Straight Talk From Steve: ES & S Machines
August 17, 2023
Are Nebraska's elections fair, accurate, and transparent? To answer this question, concerned citizens must consider how Nebraska counts its ballots in statewide elections. Nebraska uses ES&S vote counting machines to count its ballots during statewide elections. ES&S stands for a company called Elections Systems & Software. Understanding how these ES&S vote counting machines work is critical for answering these crucial questions about the integrity of our elections.
The use and accuracy of vote counting machines have come under attack ever since Stacey Abrams lost her 2018 gubernatorial race to Brian Kemp, Georgia's Secretary of State, who conducted the election, and Donald Trump, who lost the 2020 presidential election to Joe Biden. In addition, when Fox News in April of this year agreed to pay Dominion, another manufacturer of vote counting machines, $787 million in order to avert a defamation lawsuit, the settlement left more questions than answers and further raised suspicions about the use of these vote counting machines.

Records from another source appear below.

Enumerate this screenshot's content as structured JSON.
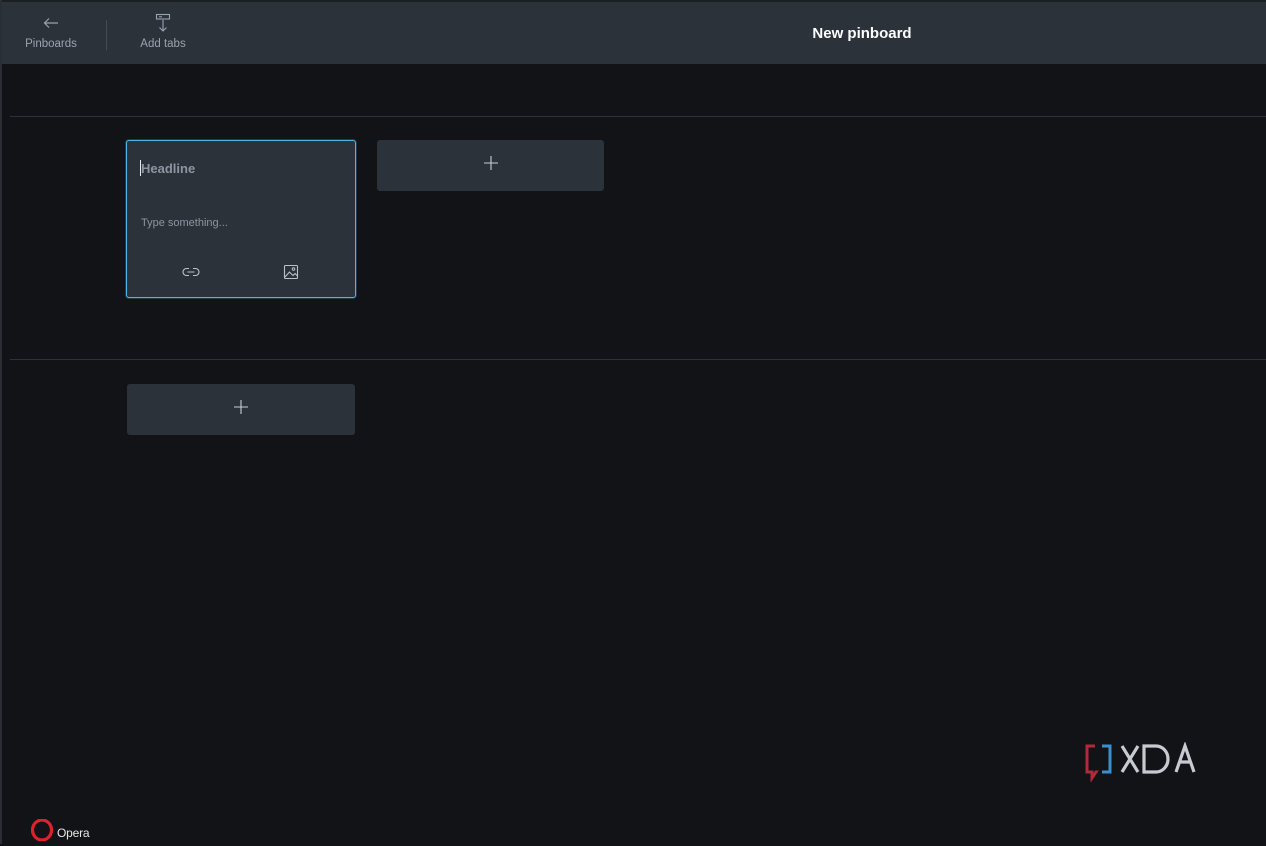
{
  "toolbar": {
    "back_label": "Pinboards",
    "back_icon": "arrow-left-icon",
    "add_tabs_label": "Add tabs",
    "add_tabs_icon": "add-tabs-icon"
  },
  "header": {
    "title": "New pinboard"
  },
  "note_card": {
    "headline_placeholder": "Headline",
    "body_placeholder": "Type something...",
    "tools": [
      "link-icon",
      "image-icon"
    ]
  },
  "add_buttons": {
    "icon": "plus-icon"
  },
  "branding": {
    "opera_label": "Opera",
    "watermark": "XDA"
  },
  "colors": {
    "background": "#111316",
    "surface": "#2b323a",
    "focus_border": "#4fb3e8",
    "opera_red": "#e0212b"
  }
}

Christopher Gleason recently invoked the Freedom of Information Act (FOIA) on behalf of The Justice Society in order to request Audit Logs from ES&S. An Audit Log is like the little black box on an airplane. The Audit Logs record every action and every event that ever occurs when using a vote counting machine. If any nefarious activity ever occurs, the Audit Logs would catch it and make a record of it.
ES&S is not releasing important ballot counting information to the public. ES&S denied the FOIA request filed by Christopher Gleason on the grounds that releasing the Audit Logs could compromise the security of future elections. In responding to the FOIA request, ES&S said, "The Logs should additionally be protected from disclosure as the Logs contain sensitive information that if publicized could provide a roadmap to bad actors to attempt to compromise your ES&S voting system."
Concerned citizens do not need to know any sensitive information which would compromise the integrity of future elections; instead, they merely need enough information from the Audit Logs to ensure that past election results have never been compromised or tampered with and ES&S has the capability to release this this kind of information to the public with ease. For example, ES&S machines can be told to print election summaries and precinct reports without compromising sensitive data. In fact, ES&S advertises the ease of this function as a major selling point on its website: "The DS200 generates a detailed audit log of all actions and events that occurred on the unit, which can be printed at any time."
Without a mechanism of transparency to hold election officials accountable for the results of elections, suspicion will likely continue to grow around the use of these vote counting machines. Concerned citizens in Nebraska have now been backed into a corner and are being asked to believe the good word of ES&S.
What many Nebraskans don't know is that Nebraska has just committed itself to using these ES&S vote counting machines for the next seven years. Nebraska's Assistant Secretary of State, Wayne Bena, recently signed a contract with ES&S for $15,746,546.10 for use of the machines over the course of the next seven years. What this means is that any desire to move to hand counting ballots will be off the table for the next seven years.
Earlier this year I introduced legislation that would have required Nebraskans to show a photo ID when voting at the polls, required the use of paper ballots, and required ballots to be counted by hand at the precinct level during statewide elections. Counting ballots by hand is how we used to count ballots in Nebraska, so it can be done. Had the Legislature adopted these methods, we could have averted all of the controversies that will continue to surround the use of these ES&S vote counting machines for the next seven years.